Note that no OTC medications, herbal remedies, or supplements that claim to treat ED have been approved by the FDA to be safe and effective. These products may not help you, and they may even be harmful. It’s always best to see your doctor if you have ED.
Sildenafil (Viagra) and similar drugs
Sildenafil (Viagra) is part of a group of drugs called PDE-5 inhibitors. Others include tadalafil (Cialis), vardenafil (Levitra), and avanafil (Stendra). They are taken by mouth, and work by increasing the amount of blood to your penis, leading to a stronger and longer-lasting erection.
PDE-5 inhibitors don’t force you to have an erection; instead, they allow you to have one when you want to. If you have a psychological cause of your ED, these medicines may not be helpful.
The main risk of PDE-5 inhibitors is that they may cause an erection that lasts too long (4 to 6 hours or more) known as a priapism. If this happens, you’ll need urgent medical attention because if the erection lasts beyond 4 to 6 hours, it can cause permanent erectile damage. These medicines aren’t safe for certain people, so it’s important to ask your doctor if they’re appropriate for you.
Testosterone replacement therapy
If you’re diagnosed with testosterone deficiency, testosterone replacement therapy may be helpful. Testosterone can be given as a pill or injection or via a gel or patch applied to your skin. Your doctor will need to monitor you to make sure your testosterone level doesn’t get too high. Taking testosterone without a prescription is risky and not recommended.
Treatments generally occur in a stepwise fashion from least to most invasive. It may take some time to find the right treatment, but we will find the right one eventually. And don’t underestimate the power of improving your diet, exercise, and mindfulness in helping ED. You must take an active role in your treatments! —Dr. Chandrapal
If there is a psychological cause to your ED, then the best treatment is talk therapy. Talking to a mental health professional can help relieve performance anxiety and treat depression.

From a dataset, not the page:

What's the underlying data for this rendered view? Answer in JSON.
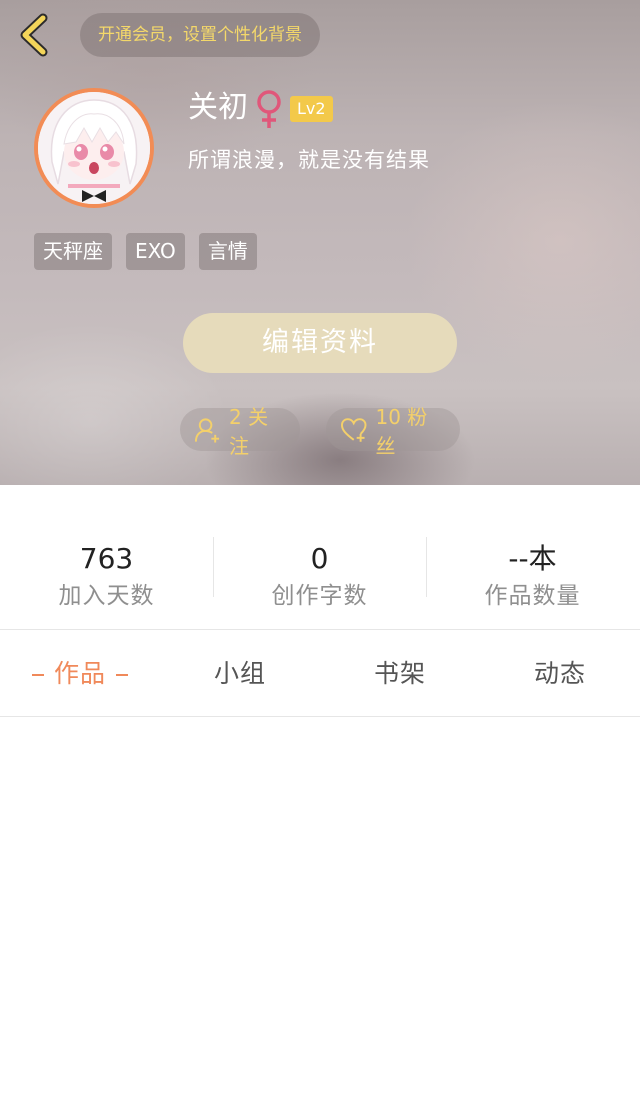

If you have depression, combining talk therapy with medication can improve your libido and make it easier to get an erection.
Intracavernosal injections (ICI)
Intracavernosal injections (ICI) medications are prescribed when oral ED medications are not helping. They are PDE-5 inhibitors that are injected directly into the shaft of the penis. The medication should begin to work 5 to 10 minutes after injection and should last 10 to 30 minutes.
Before using at home, you will try it out in a doctor's office to learn how to do it and make sure you don’t have an allergic reaction to it. There are many medications within the ICI class including alprostadil, Bi-mix, and Tri-mix. ICI should not be used in people who are prone to priapism, significant penile angulation, or those with a penile implant.
Alprostadil (Muse) tablets are another option if oral PDE-5 inhibitors don’t work. It is directly inserted into your urethra (the tube you urinate from) and dissolves into the erectile tissue. You should take alprostadil 5 to 20 minutes before sex. The most common side effect is a burning or painful penis. Like PDE-5 inhibitors, alprostadil can cause an erection that lasts too long.
A penis pump is a suction device that can help you get an erection by increasing blood flow to your penis. But the effectiveness varies and the erection may not last long. They are available by prescription and over the counter, with both versions having similar effectiveness. The device may cause some penile pain.
If your ED doesn’t respond to other treatments, your doctor may recommend getting a penile implant. In this surgery, a reservoir pump is placed under the wall of your abdomen and inflatable cylinders are inserted into the shaft of your penis. When the pump is activated, fluid from the reservoir fills the cylinders and causes an erection. To get rid of the erection, deactivate the pump and the fluid from the cylinders return to the reservoir.